- Your objective: Retype every line of the data, keeping each word exactly.

Top of Study material

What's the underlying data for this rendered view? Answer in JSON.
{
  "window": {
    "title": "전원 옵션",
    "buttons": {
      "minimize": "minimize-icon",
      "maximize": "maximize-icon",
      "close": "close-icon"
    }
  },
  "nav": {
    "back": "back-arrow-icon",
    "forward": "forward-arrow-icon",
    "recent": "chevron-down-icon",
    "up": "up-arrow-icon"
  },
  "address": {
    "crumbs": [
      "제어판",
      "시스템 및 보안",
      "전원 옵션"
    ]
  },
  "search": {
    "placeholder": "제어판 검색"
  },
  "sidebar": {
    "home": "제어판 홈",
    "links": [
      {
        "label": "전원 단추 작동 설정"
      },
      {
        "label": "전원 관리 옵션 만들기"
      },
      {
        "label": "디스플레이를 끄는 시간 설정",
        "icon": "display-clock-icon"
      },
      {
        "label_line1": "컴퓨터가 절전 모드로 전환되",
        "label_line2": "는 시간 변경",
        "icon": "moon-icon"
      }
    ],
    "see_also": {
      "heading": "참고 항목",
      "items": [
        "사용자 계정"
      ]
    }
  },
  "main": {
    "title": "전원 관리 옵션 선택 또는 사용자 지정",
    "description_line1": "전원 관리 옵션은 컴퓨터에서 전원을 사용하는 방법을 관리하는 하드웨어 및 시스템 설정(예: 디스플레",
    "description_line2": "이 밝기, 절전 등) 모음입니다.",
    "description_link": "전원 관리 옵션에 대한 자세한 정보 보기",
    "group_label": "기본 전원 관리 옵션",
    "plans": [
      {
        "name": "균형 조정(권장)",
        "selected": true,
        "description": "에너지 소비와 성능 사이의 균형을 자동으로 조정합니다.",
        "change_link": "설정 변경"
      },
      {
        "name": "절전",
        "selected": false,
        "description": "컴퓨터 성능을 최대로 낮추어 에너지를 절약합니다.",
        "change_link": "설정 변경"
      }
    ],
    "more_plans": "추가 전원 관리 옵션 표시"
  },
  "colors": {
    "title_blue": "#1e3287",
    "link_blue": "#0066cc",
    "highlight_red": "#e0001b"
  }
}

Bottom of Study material

- Solution to the problem:
What's the underlying data for this rendered view? Answer in JSON.
{
  "window": {
    "title": "전원 옵션",
    "buttons": {
      "minimize": "minimize-icon",
      "maximize": "maximize-icon",
      "close": "close-icon"
    }
  },
  "nav": {
    "back": "back-arrow-icon",
    "forward": "forward-arrow-icon",
    "recent": "chevron-down-icon",
    "up": "up-arrow-icon"
  },
  "address": {
    "crumbs": [
      "제어판",
      "시스템 및 보안",
      "전원 옵션"
    ]
  },
  "search": {
    "placeholder": "제어판 검색"
  },
  "sidebar": {
    "home": "제어판 홈",
    "links": [
      {
        "label": "전원 단추 작동 설정"
      },
      {
        "label": "전원 관리 옵션 만들기"
      },
      {
        "label": "디스플레이를 끄는 시간 설정",
        "icon": "display-clock-icon"
      },
      {
        "label_line1": "컴퓨터가 절전 모드로 전환되",
        "label_line2": "는 시간 변경",
        "icon": "moon-icon"
      }
    ],
    "see_also": {
      "heading": "참고 항목",
      "items": [
        "사용자 계정"
      ]
    }
  },
  "main": {
    "title": "전원 관리 옵션 선택 또는 사용자 지정",
    "description_line1": "전원 관리 옵션은 컴퓨터에서 전원을 사용하는 방법을 관리하는 하드웨어 및 시스템 설정(예: 디스플레",
    "description_line2": "이 밝기, 절전 등) 모음입니다.",
    "description_link": "전원 관리 옵션에 대한 자세한 정보 보기",
    "group_label": "기본 전원 관리 옵션",
    "plans": [
      {
        "name": "균형 조정(권장)",
        "selected": true,
        "description": "에너지 소비와 성능 사이의 균형을 자동으로 조정합니다.",
        "change_link": "설정 변경"
      },
      {
        "name": "절전",
        "selected": false,
        "description": "컴퓨터 성능을 최대로 낮추어 에너지를 절약합니다.",
        "change_link": "설정 변경"
      }
    ],
    "more_plans": "추가 전원 관리 옵션 표시"
  },
  "colors": {
    "title_blue": "#1e3287",
    "link_blue": "#0066cc",
    "highlight_red": "#e0001b"
  }
}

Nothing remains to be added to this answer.